7. Cutting the Carbon: Seeing Mitigation Solutions to Climate Change
8. Being Prepared: Seeing Adaptation Solutions to Climate Change
9. Seeing the Big Picture on Community Carbon and Climate Change Part 3: Switching Lenses: Changing Minds with Visual Learning Tools
10. Landscape Messaging: Making Climate Change More Visible In the Community
11. Visual Media: Knowing Climate Change When You See it in Pictures
12. The Modern Crystal Ball: Visualizing the Future with Climate Change
13. Local Climate Change Visioning: Enhanced Processes for Planning Community Futures Part 4: With New Eyes to See: What the Future Looks Like With Climate Change
14. Realizing Future Community Visions: Getting to Low-carbon, Attractive, Resilient Communities Appendix: Code of Ethics for Landscape Visualization.
List of Figures and Figure Credits.

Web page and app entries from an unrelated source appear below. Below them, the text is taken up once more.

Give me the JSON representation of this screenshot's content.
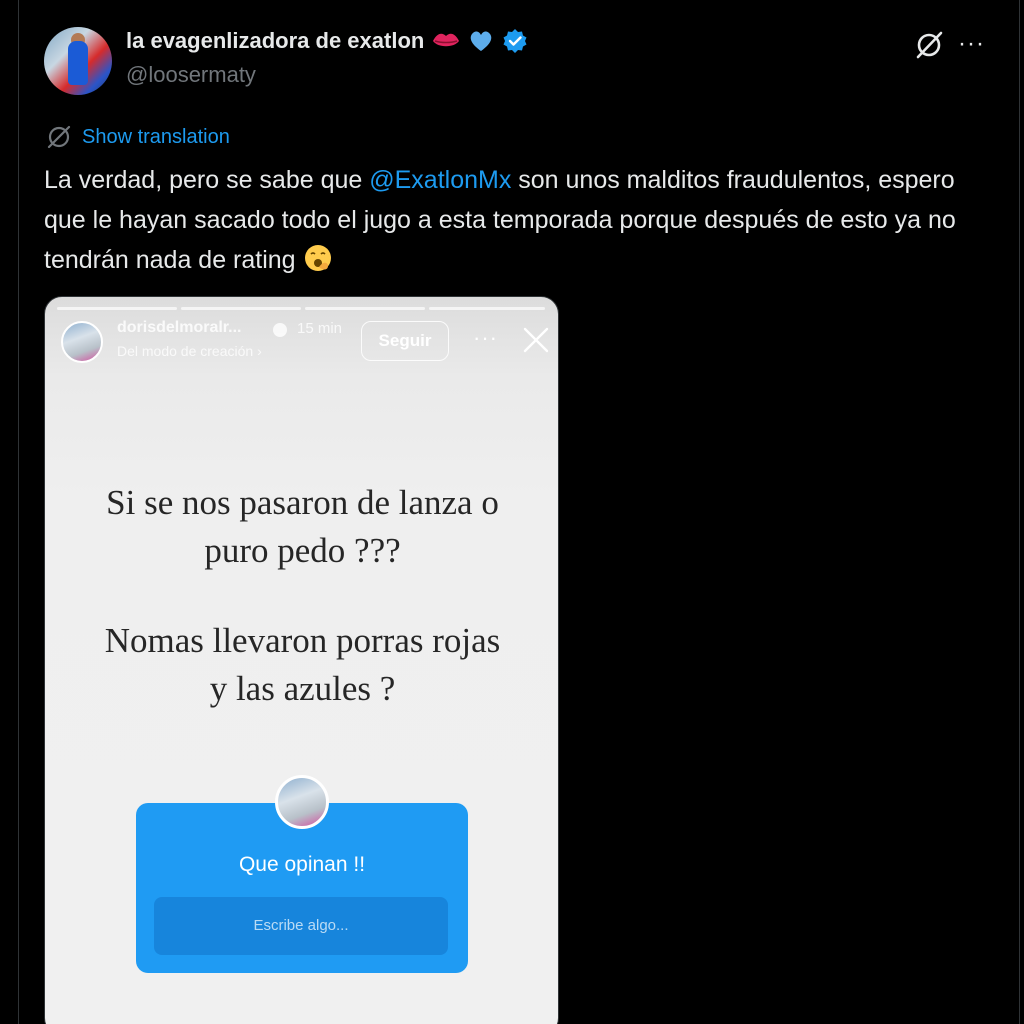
{
  "tweet": {
    "display_name": "la evagenlizadora de exatlon",
    "handle": "@loosermaty",
    "show_translation": "Show translation",
    "text_before": "La verdad, pero se sabe que ",
    "mention": "@ExatlonMx",
    "text_after": " son unos malditos fraudulentos, espero que le hayan sacado todo el jugo a esta temporada porque después de esto ya no tendrán nada de rating",
    "more_label": "···",
    "icons": [
      "lips-emoji",
      "blue-heart-emoji",
      "verified-badge",
      "grok-icon",
      "more-icon",
      "translate-icon",
      "yawning-face-emoji"
    ]
  },
  "story": {
    "username": "dorisdelmoralr...",
    "time": "15 min",
    "subtitle": "Del modo de creación ›",
    "follow_label": "Seguir",
    "more_label": "···",
    "line1": "Si se nos pasaron de lanza o",
    "line2": "puro pedo ???",
    "line3": "Nomas llevaron porras rojas",
    "line4": "y las azules ?",
    "question_title": "Que opinan !!",
    "question_placeholder": "Escribe algo..."
  },
  "colors": {
    "background": "#000000",
    "link": "#1d9bf0",
    "question_box": "#1f9bf3"
  }
}
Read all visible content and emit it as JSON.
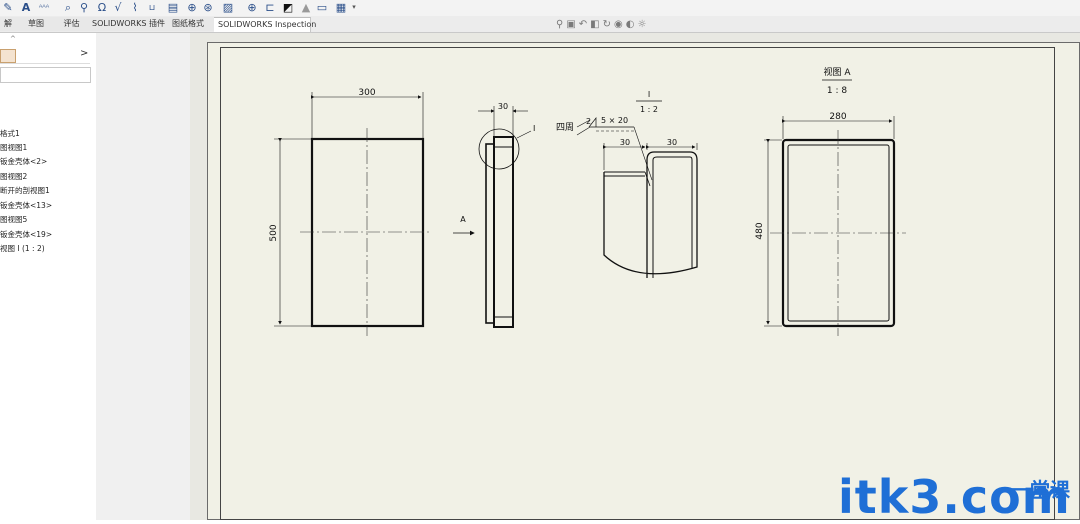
{
  "toolbar": {
    "icons": [
      "sheet-metal-icon",
      "annotation-text-icon",
      "note-icon",
      "find-icon",
      "zoom-icon",
      "balloon-icon",
      "weld-symbol-icon",
      "surface-finish-icon",
      "datum-icon",
      "table-icon",
      "block-icon",
      "center-mark-icon",
      "hatch-icon",
      "layer-icon",
      "view-icon",
      "grid-icon"
    ]
  },
  "tabs": [
    {
      "label": "解"
    },
    {
      "label": "草图"
    },
    {
      "label": "评估"
    },
    {
      "label": "SOLIDWORKS 插件"
    },
    {
      "label": "图纸格式"
    },
    {
      "label": "SOLIDWORKS Inspection"
    }
  ],
  "left_panel": {
    "top_label": "^",
    "chevron": ">",
    "tree_items": [
      "格式1",
      "图视图1",
      "钣金壳体<2>",
      "图视图2",
      "断开的剖视图1",
      "钣金壳体<13>",
      "图视图5",
      "钣金壳体<19>",
      "视图 I (1 : 2)"
    ]
  },
  "drawing": {
    "view1": {
      "dim_top": "300",
      "dim_left": "500"
    },
    "view2": {
      "dim_top": "30",
      "callout": "I",
      "arrow_label": "A"
    },
    "detail": {
      "scale_top": "I",
      "scale_bottom": "1 : 2",
      "weld_text": "四周",
      "weld_symbol": "2",
      "weld_spec": "5 × 20",
      "dim_a": "30",
      "dim_b": "30"
    },
    "view_a": {
      "title": "视图 A",
      "scale": "1 : 8",
      "dim_top": "280",
      "dim_left": "480"
    }
  },
  "watermark": {
    "main": "itk3.com",
    "sub": "一堂课"
  }
}
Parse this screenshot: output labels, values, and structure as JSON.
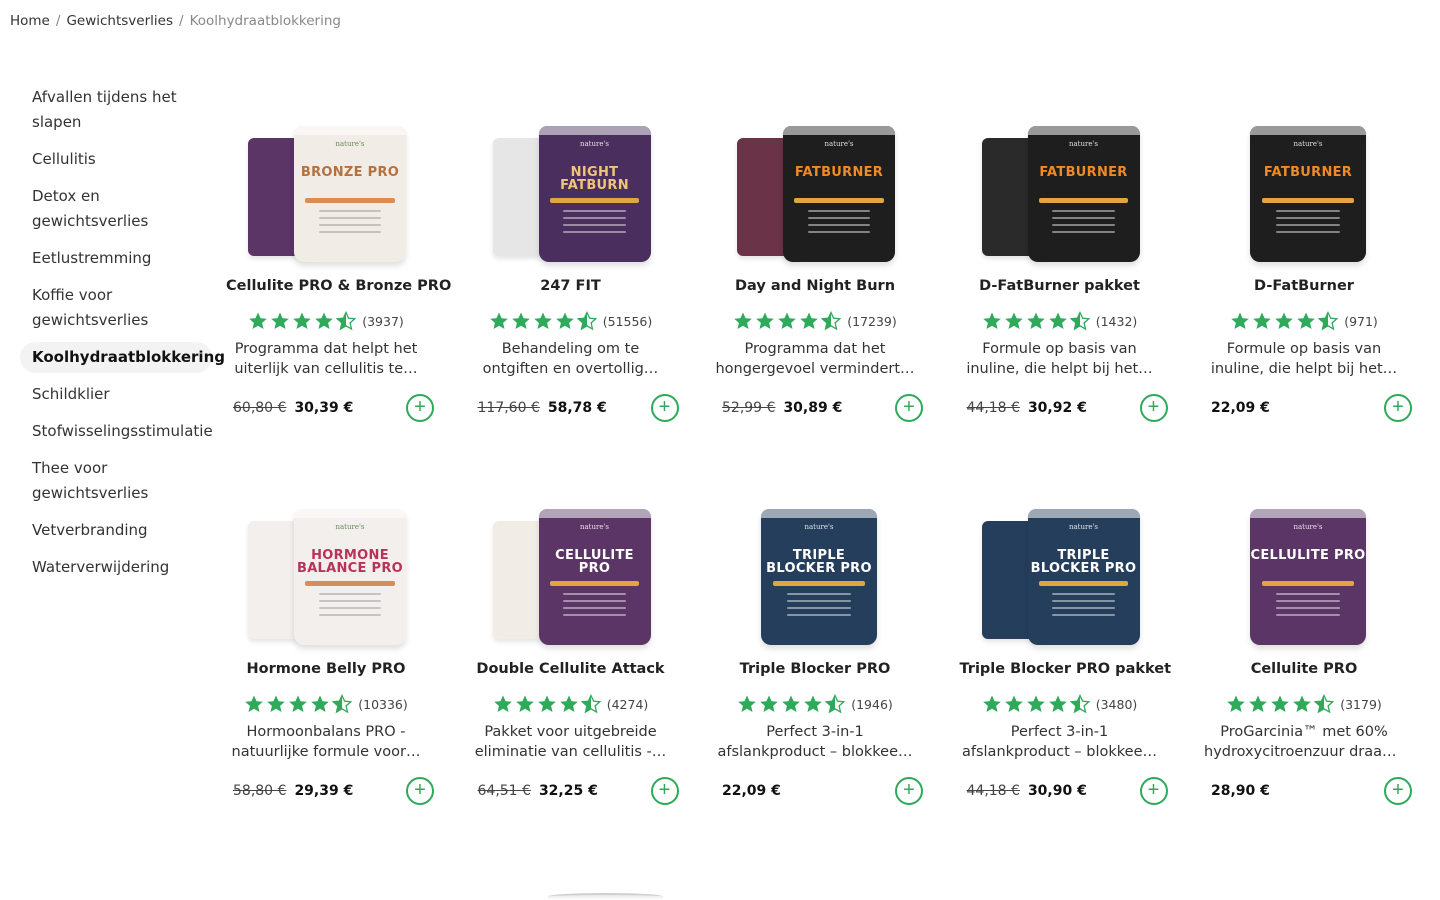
{
  "breadcrumb": {
    "home": "Home",
    "category": "Gewichtsverlies",
    "current": "Koolhydraatblokkering"
  },
  "sidebar": {
    "items": [
      {
        "label_line1": "Afvallen tijdens het",
        "label_line2": "slapen",
        "active": false
      },
      {
        "label_line1": "Cellulitis",
        "label_line2": "",
        "active": false
      },
      {
        "label_line1": "Detox en",
        "label_line2": "gewichtsverlies",
        "active": false
      },
      {
        "label_line1": "Eetlustremming",
        "label_line2": "",
        "active": false
      },
      {
        "label_line1": "Koffie voor",
        "label_line2": "gewichtsverlies",
        "active": false
      },
      {
        "label_line1": "Koolhydraatblokkering",
        "label_line2": "",
        "active": true
      },
      {
        "label_line1": "Schildklier",
        "label_line2": "",
        "active": false
      },
      {
        "label_line1": "Stofwisselingsstimulatie",
        "label_line2": "",
        "active": false
      },
      {
        "label_line1": "Thee voor",
        "label_line2": "gewichtsverlies",
        "active": false
      },
      {
        "label_line1": "Vetverbranding",
        "label_line2": "",
        "active": false
      },
      {
        "label_line1": "Waterverwijdering",
        "label_line2": "",
        "active": false
      }
    ]
  },
  "colors": {
    "accent_green": "#2eaa5a",
    "star_green": "#2eaa5a",
    "active_bg": "#f3f3f3"
  },
  "products": [
    {
      "name": "Cellulite PRO & Bronze PRO",
      "rating": 4.5,
      "reviews": "(3937)",
      "desc1": "Programma dat helpt het",
      "desc2": "uiterlijk van cellulitis te…",
      "old_price": "60,80 €",
      "price": "30,39 €",
      "can_text": "BRONZE PRO",
      "can_color": "#f1ede6",
      "can_text_color": "#b5713d",
      "back_color": "#5a3566",
      "can_logo": "nature's"
    },
    {
      "name": "247 FIT",
      "rating": 4.5,
      "reviews": "(51556)",
      "desc1": "Behandeling om te",
      "desc2": "ontgiften en overtollig…",
      "old_price": "117,60 €",
      "price": "58,78 €",
      "can_text": "NIGHT FATBURN",
      "can_color": "#4a2f5e",
      "can_text_color": "#f0c57a",
      "back_color": "#e6e6e6",
      "can_logo": "nature's"
    },
    {
      "name": "Day and Night Burn",
      "rating": 4.5,
      "reviews": "(17239)",
      "desc1": "Programma dat het",
      "desc2": "hongergevoel vermindert…",
      "old_price": "52,99 €",
      "price": "30,89 €",
      "can_text": "FATBURNER",
      "can_color": "#1e1e1e",
      "can_text_color": "#f08a24",
      "back_color": "#6b3348",
      "can_logo": "nature's"
    },
    {
      "name": "D-FatBurner pakket",
      "rating": 4.5,
      "reviews": "(1432)",
      "desc1": "Formule op basis van",
      "desc2": "inuline, die helpt bij het…",
      "old_price": "44,18 €",
      "price": "30,92 €",
      "can_text": "FATBURNER",
      "can_color": "#1e1e1e",
      "can_text_color": "#f08a24",
      "back_color": "#2a2a2a",
      "can_logo": "nature's"
    },
    {
      "name": "D-FatBurner",
      "rating": 4.5,
      "reviews": "(971)",
      "desc1": "Formule op basis van",
      "desc2": "inuline, die helpt bij het…",
      "old_price": "",
      "price": "22,09 €",
      "can_text": "FATBURNER",
      "can_color": "#1e1e1e",
      "can_text_color": "#f08a24",
      "back_color": "",
      "can_logo": "nature's"
    },
    {
      "name": "Hormone Belly PRO",
      "rating": 4.5,
      "reviews": "(10336)",
      "desc1": "Hormoonbalans PRO -",
      "desc2": "natuurlijke formule voor…",
      "old_price": "58,80 €",
      "price": "29,39 €",
      "can_text": "HORMONE BALANCE PRO",
      "can_color": "#f2efed",
      "can_text_color": "#b8325a",
      "back_color": "#f2efed",
      "can_logo": "nature's"
    },
    {
      "name": "Double Cellulite Attack",
      "rating": 4.5,
      "reviews": "(4274)",
      "desc1": "Pakket voor uitgebreide",
      "desc2": "eliminatie van cellulitis -…",
      "old_price": "64,51 €",
      "price": "32,25 €",
      "can_text": "CELLULITE PRO",
      "can_color": "#5a3566",
      "can_text_color": "#ffffff",
      "back_color": "#f1ede6",
      "can_logo": "nature's"
    },
    {
      "name": "Triple Blocker PRO",
      "rating": 4.5,
      "reviews": "(1946)",
      "desc1": "Perfect 3-in-1",
      "desc2": "afslankproduct – blokkee…",
      "old_price": "",
      "price": "22,09 €",
      "can_text": "TRIPLE BLOCKER PRO",
      "can_color": "#253e5c",
      "can_text_color": "#ffffff",
      "back_color": "",
      "can_logo": "nature's"
    },
    {
      "name": "Triple Blocker PRO pakket",
      "rating": 4.5,
      "reviews": "(3480)",
      "desc1": "Perfect 3-in-1",
      "desc2": "afslankproduct – blokkee…",
      "old_price": "44,18 €",
      "price": "30,90 €",
      "can_text": "TRIPLE BLOCKER PRO",
      "can_color": "#253e5c",
      "can_text_color": "#ffffff",
      "back_color": "#253e5c",
      "can_logo": "nature's"
    },
    {
      "name": "Cellulite PRO",
      "rating": 4.5,
      "reviews": "(3179)",
      "desc1": "ProGarcinia™ met 60%",
      "desc2": "hydroxycitroenzuur draag…",
      "old_price": "",
      "price": "28,90 €",
      "can_text": "CELLULITE PRO",
      "can_color": "#5a3566",
      "can_text_color": "#ffffff",
      "back_color": "",
      "can_logo": "nature's"
    }
  ]
}
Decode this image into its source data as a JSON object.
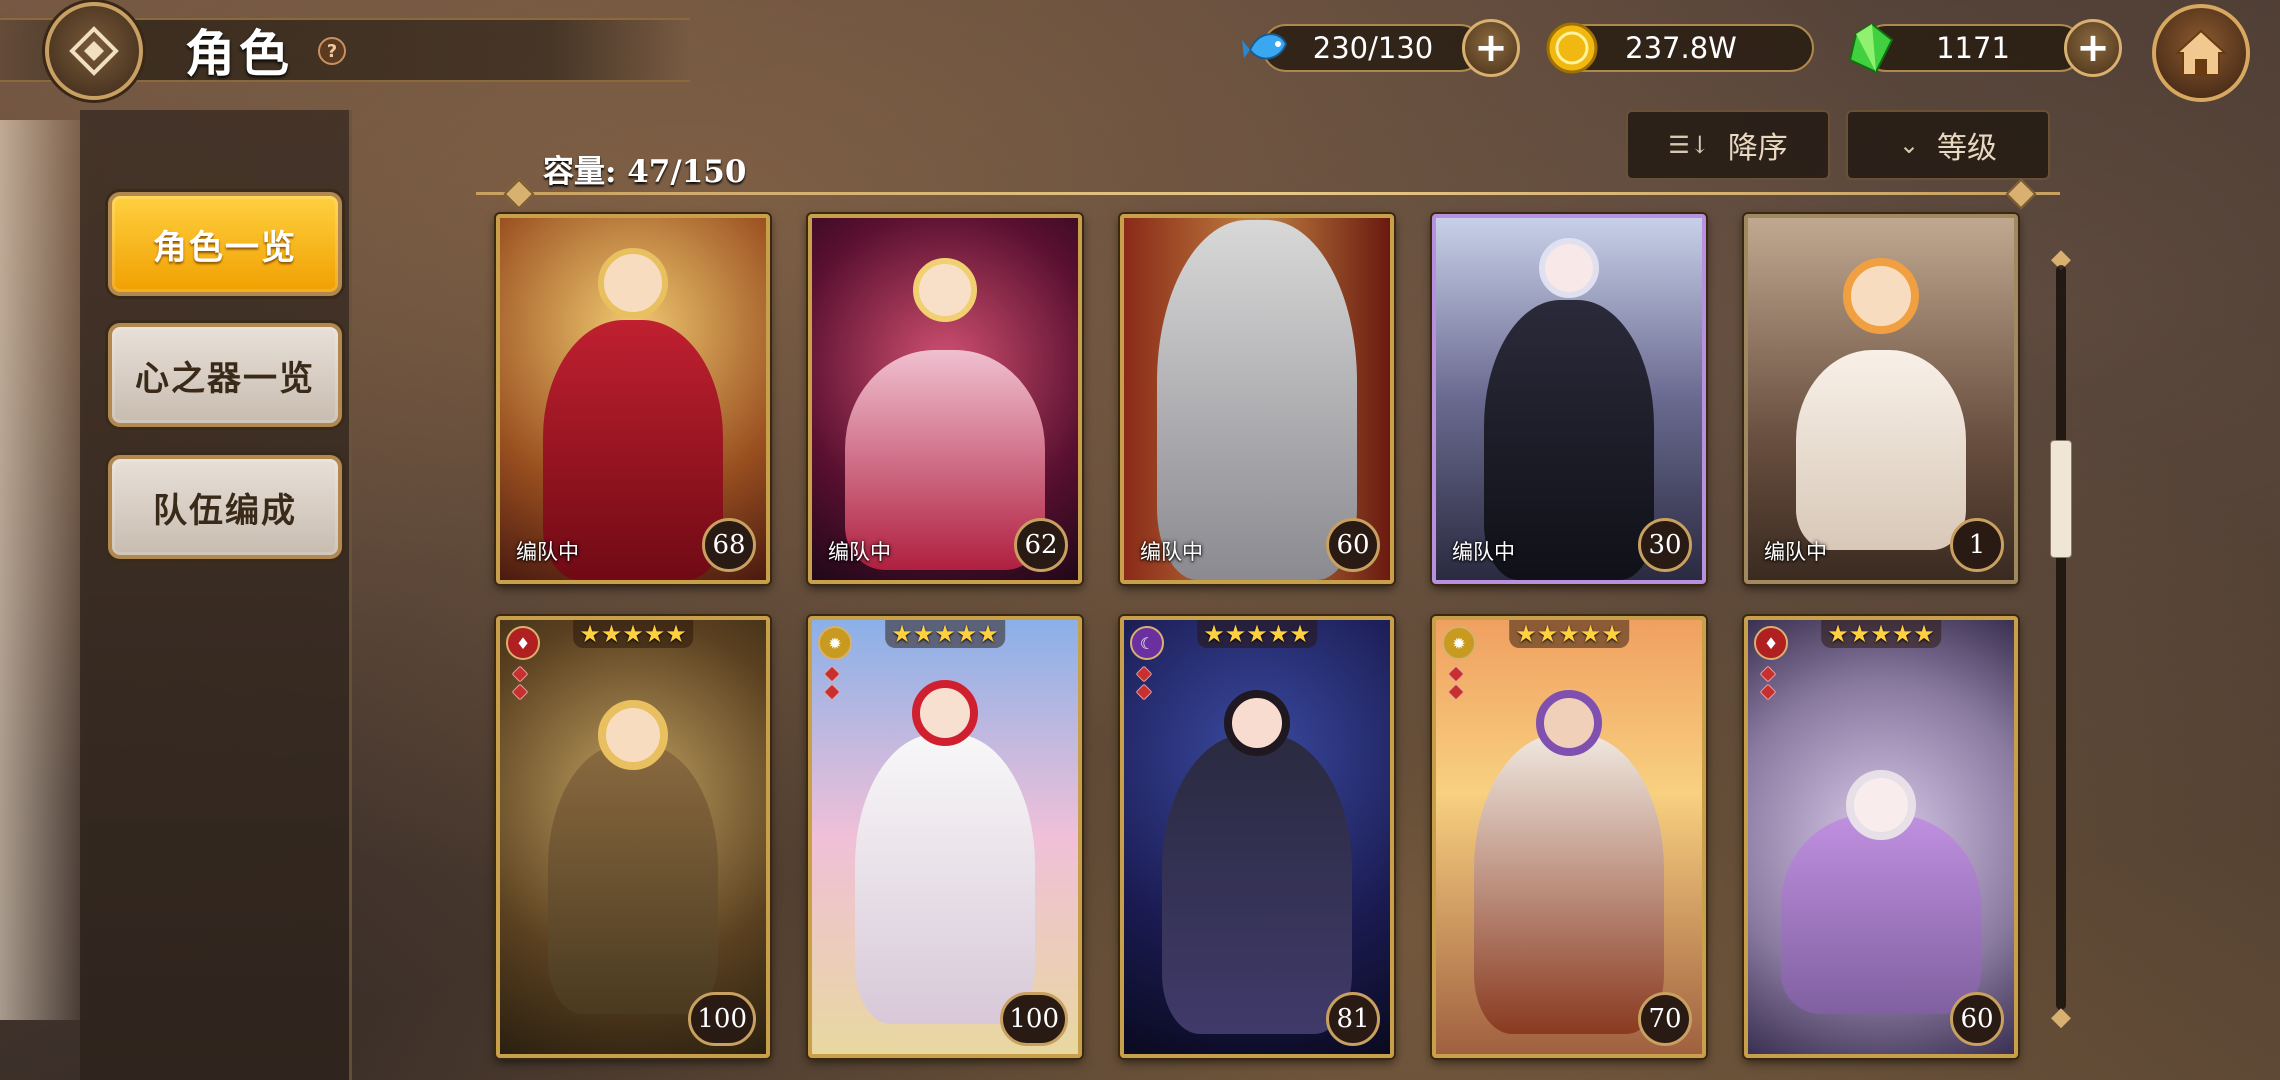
{
  "header": {
    "title": "角色",
    "help_symbol": "?",
    "back_icon": "back-diamond-icon",
    "home_icon": "home-icon"
  },
  "currencies": [
    {
      "name": "stamina",
      "icon": "blue-fish-icon",
      "value": "230/130",
      "has_plus": true
    },
    {
      "name": "gold",
      "icon": "gold-coin-icon",
      "value": "237.8W",
      "has_plus": false
    },
    {
      "name": "gems",
      "icon": "green-crystal-icon",
      "value": "1171",
      "has_plus": true
    }
  ],
  "sidebar": {
    "items": [
      {
        "label": "角色一览",
        "active": true
      },
      {
        "label": "心之器一览",
        "active": false
      },
      {
        "label": "队伍编成",
        "active": false
      }
    ]
  },
  "controls": {
    "capacity": "容量: 47/150",
    "sort_label": "降序",
    "sort_icon": "sort-desc-icon",
    "filter_label": "等级",
    "filter_icon": "chevron-down-icon"
  },
  "cards_row1": [
    {
      "status": "编队中",
      "level": "68",
      "theme": "crimson"
    },
    {
      "status": "编队中",
      "level": "62",
      "theme": "rose"
    },
    {
      "status": "编队中",
      "level": "60",
      "theme": "knight"
    },
    {
      "status": "编队中",
      "level": "30",
      "theme": "gothic"
    },
    {
      "status": "编队中",
      "level": "1",
      "theme": "catgirl"
    }
  ],
  "cards_row2": [
    {
      "level": "100",
      "stars": "★★★★★",
      "element": "fire",
      "theme": "detective"
    },
    {
      "level": "100",
      "stars": "★★★★★",
      "element": "light",
      "theme": "shrine"
    },
    {
      "level": "81",
      "stars": "★★★★★",
      "element": "dark",
      "theme": "night"
    },
    {
      "level": "70",
      "stars": "★★★★★",
      "element": "light",
      "theme": "sunset"
    },
    {
      "level": "60",
      "stars": "★★★★★",
      "element": "fire",
      "theme": "dream"
    }
  ],
  "colors": {
    "accent_gold": "#c8a04c",
    "active_button": "#f0a000"
  }
}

Stephen R.J. Sheppard is Professor in Landscape Architecture and Forest Resources Management at the University of British Columbia, Vancouver, and Director of the Collaborative for Advanced Landscape Planning (CALP). He is an internationally recognised expert in visualisation, and has over 30 years’ experience in research and practice in landscape planning, public involvement, environmental perception, and, since 2003, in planning for climate change. He is a Fellow at the Institute for Sustainability Solutions Research, University of Plymouth, UK, and Adjunct Professor at the Nanjing Forestry University, China.